The new year celebrations are long gone, but there is a full year of other events to come. Much like an annual celebration of New Year’s Eve, other annual events can become boring quickly. If you plan or manage an annual event, you might be taken aback to discover that more than likely your event has become boring.
Boring events happen by choosing the same routine year-end and year-out including the venue, set up, color scheme, food and the same ol’ everything. The first year was good, but years two, three and four could have been cancelled. When something is perceived as a success, oftentimes the “if it ain’t broke don’t fix it” mentality governs the day. This formulaic mindset is ideal for repetitive business functions, however; it is not so fabulous for social, professional association and corporate occasions. When it “ain’t broke” is the perfect time to remix it.
Four tangible signs of an event losing its beat include 1) a decline in guest R.S.V.P.’s, 2) reduction in time spent, 3) deviations from the dress code (usually more casual than previous times) and 4) decreasing enthusiasm during the festivities.

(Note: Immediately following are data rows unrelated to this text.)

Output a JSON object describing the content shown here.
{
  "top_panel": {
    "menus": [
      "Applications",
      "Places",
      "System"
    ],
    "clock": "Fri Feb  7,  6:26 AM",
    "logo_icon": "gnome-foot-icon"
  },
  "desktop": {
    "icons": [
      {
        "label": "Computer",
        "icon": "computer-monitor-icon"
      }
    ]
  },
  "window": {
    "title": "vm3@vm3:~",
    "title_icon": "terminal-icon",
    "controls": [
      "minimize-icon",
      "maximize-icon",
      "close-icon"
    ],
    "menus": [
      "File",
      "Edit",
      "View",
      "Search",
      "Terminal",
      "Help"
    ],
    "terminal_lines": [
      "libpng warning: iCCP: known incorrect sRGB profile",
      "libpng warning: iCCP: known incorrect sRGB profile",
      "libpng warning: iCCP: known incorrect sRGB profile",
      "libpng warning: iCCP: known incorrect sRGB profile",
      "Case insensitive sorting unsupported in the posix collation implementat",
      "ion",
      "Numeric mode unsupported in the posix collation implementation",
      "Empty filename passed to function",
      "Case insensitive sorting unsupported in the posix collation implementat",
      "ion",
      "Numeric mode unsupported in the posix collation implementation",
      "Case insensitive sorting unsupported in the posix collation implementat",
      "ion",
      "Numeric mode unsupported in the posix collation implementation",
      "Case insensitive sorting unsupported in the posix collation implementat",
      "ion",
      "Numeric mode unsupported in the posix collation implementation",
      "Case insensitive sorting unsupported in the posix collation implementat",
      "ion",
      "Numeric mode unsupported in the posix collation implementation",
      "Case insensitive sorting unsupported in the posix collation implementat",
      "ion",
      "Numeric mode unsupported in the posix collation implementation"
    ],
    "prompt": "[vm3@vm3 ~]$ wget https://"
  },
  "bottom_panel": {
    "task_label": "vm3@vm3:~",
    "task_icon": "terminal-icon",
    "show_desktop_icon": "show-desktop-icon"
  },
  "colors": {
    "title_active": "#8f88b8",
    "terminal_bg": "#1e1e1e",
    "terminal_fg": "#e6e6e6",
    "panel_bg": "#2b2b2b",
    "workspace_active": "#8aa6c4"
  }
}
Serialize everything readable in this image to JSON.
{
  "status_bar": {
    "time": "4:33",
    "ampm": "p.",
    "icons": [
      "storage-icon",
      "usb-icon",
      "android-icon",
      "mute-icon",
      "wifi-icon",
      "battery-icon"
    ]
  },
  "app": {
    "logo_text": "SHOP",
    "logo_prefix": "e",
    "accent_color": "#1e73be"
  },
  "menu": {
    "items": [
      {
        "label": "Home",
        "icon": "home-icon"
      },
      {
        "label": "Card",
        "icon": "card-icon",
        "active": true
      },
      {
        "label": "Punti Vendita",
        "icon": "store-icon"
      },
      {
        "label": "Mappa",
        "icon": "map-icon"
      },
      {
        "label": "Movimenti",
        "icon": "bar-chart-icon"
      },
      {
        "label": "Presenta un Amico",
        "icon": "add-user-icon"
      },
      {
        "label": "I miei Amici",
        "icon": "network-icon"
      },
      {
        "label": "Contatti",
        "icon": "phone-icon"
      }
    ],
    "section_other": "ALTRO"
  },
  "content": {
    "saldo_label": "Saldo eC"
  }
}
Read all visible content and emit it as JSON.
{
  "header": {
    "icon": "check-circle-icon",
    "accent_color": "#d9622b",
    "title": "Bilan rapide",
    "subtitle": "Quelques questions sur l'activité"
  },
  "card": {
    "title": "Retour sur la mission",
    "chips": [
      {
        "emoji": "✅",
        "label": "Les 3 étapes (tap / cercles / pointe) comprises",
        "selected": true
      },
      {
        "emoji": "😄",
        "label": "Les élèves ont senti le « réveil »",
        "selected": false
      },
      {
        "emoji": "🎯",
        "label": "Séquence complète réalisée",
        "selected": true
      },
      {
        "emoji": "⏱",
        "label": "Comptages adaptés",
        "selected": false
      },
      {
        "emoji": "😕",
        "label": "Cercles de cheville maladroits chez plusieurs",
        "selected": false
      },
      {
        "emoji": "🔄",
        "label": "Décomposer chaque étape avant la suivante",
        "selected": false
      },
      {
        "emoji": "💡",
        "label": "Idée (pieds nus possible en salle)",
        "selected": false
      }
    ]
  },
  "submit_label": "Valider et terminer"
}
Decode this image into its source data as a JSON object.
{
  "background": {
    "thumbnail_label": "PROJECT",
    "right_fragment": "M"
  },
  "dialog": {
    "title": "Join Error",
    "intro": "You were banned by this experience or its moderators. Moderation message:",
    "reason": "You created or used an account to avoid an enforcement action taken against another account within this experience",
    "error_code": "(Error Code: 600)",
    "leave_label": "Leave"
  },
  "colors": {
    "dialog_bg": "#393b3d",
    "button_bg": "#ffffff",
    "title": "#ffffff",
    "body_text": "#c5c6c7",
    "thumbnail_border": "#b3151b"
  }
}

We all appreciate the predictability of routine. However, when it comes time to learn, network or celebrate; diverging from the norm is an ideal platform for a new experience. The world evolves. Dynamics change. Styles shift. Let your event, even one steeped in tradition, breathe in new ideas and perspectives that synthesize a rhythm that is alluring to guests. Humans love surprise and delight with glittering sounds and mesmerizing lights.
Here is my 10-point list of considerations to facilitate the creation of something new, fun and meaningful:
- Are you really ready for a change? Be honest with yourself and any participating team members. Even those with the best intentions can easily revert to the same routine out of fear or lack of imagination. Those are temporary moments. If you work through the trepidation and embrace the opportunity with positive energy and enthusiasm, you will experience a creative adventure.
- Is your timetable realistic? Time is an event planner’s friend. It avails you the chance to brainstorm or daydream with freedom and affords you the convenience of clarity. The amount of time devoted to an event reveals itself in the presence or absence of difference-making details that show up in the final performance. If the event involves numerous logistical details and hundreds to thousands of people, a solid nine months to one year is ideal.
- Is the budget realistic? Last year’s line item isn’t necessarily this year’s number. Every year, it seems like everything we buy has an upward price adjustment. If your guest list and event goals expand, then is it realistic for your budget to reflect those expansions. Establish a realistic budget with these two pointers in mind and add a 20% buffer to that number.
- This again? Sometimes tradition may need to hold sway to a needed update. Open up to some new ways to accomplish the celebration of job performances, build teams, launch new products/services/processes, announce mergers or acquisitions, roll out a new location or coronate new alliances. People love the thrill of the surprise so be the one to give it to them.
- Are you reheating the food? Most households fall into a meal trap, i.e. the same meals served weekly. Resist the temptation to transfer home habits to event planning. Events are an ideal environment in which to explore new tastes. Let the experts imagine some new menu mashups for your group.
- Is the venue programmed in the GPS? We can all attest to how comforting familiar locations and even seating arrangements are especially in group settings. Nonetheless, if the same space is on replay, it is time to stretch the boundaries. Sure, there are limitations to the number of venues that can accommodate certain group sizes, room arrangements and food and beverage. Even if you have no other choice but the same location, try a new room configuration. Room configurations are silent partners in setting the flow of the experience. You can create the feeling of a new venue by selecting new surfaces, table styles (round versus rectangle), and configuration flows (continuous U’s versus individual rounds).
- Is the plastic still on the furniture? Room décor is a visual trap that, when corrected, is instrumental in transforming an event’s energy. Imagine people walking in to the space gasping for air with excitement. Rental companies have many new furniture and accessory options available that will literally rock a room.
- Are the same resources contracted? Resources include music playlists, presenters, performers, themes, topics and timelines. It is natural to gravitate toward favorite and reliable resources. However, it is completely acceptable and becomes necessary to seek out and vet new sources of expertise. The key is to keep an open mind and have fun meeting new people who can help you produce an original event.
- Does the event happen at the same time? Perhaps you can put a twist on an event by changing the time of day and even the season. Turn dinner into breakfast or bring breakfast to dinner. Spring into fall or bring summer to winter. Shifting speeds can generate fresh experiences.
- Are we engaging the senses? An event with food and high-top tables in a large empty hall leaves plenty of room for lots of creativity and sensory engagement. The most successful events engage all the senses. If you want a memorable gathering, include an element that touches each sense to mix magic.
Once you evaluate these considerations, you and any team members are on your way to remixing an event of any genre.